Golf cart fuel pump problems can often be caused by a clogged up pump due to debris and other foreign objects. We did another tutorial last month regarding golf cart fuel pump problems, but we had a special case in the shop a few days ago and thought it might be worth a follow-up. Below, we’ll discuss this case and fuel pump in further detail.
For a bit of background information, this particular fuel pump issue was on a Yamaha G2A golf cart. They have a 4 cycle engine and were produced from 1985-1991. This vehicle was left sitting in a garage for nearly three years without being cranked, or any maintenance performed. After installing a new battery, the engine would turn over and had good compression but would not fire up and run. Upon further inspection, our mechanics determined that no fuel was reaching the carburetor. The specific issue was golf cart fuel pump problems related to it being clogged by debris.
Most fuel pumps used on golf carts are vacuum powered by crankcase compression and are comprised of several “layers” with diaphragms between each layer. This pump was really, really clogged. The golf cart fuel pump problems shown here are direct results of not running the vehicle regularly. For the price you pay for gas nowadays, it should always be free from debris and have an indefinite shelf life without going bad.
One of the layers on this pump was clogged with some chalky white debris. We are not exactly sure how this came to be, but we suspect the gasoline just broke down over many years. When the layer on the opposite side of the fuel pump was examined, there were beige chunks inside. This side appears to also be the result of a fuel break-down over time. Basically, the fuel became a gel like substance as shown below. This is likely one of the worst examples of golf cart fuel pump problems we’ve ever encountered.
Often, fuel pumps can be cleaned out, repaired and rebuilt. But, after careful consideration, we decided this one was too far gone to be worth the effort. Even with a good cleaning, and a rebuild, there could still be issues with the fuel supply due to this problem. We made the decision to just replace the pump with new one.
After the golf cart fuel pump problems were repaired, we also needed to clean out the carburetor to remove similar varnish and debris, replaced all fuel lines and changed both fuel filters, both in the gas tank and inline.

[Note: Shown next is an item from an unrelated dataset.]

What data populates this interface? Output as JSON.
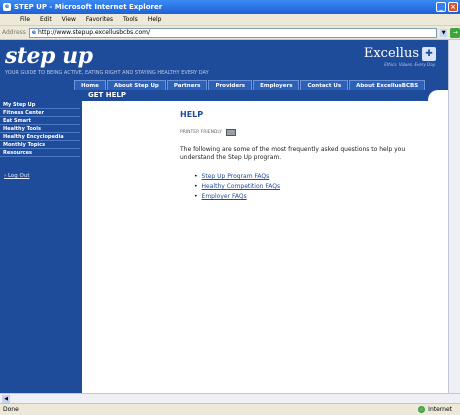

Once this work was completed, the cart runs as good as she did in the late 80’s.
By Michael Williams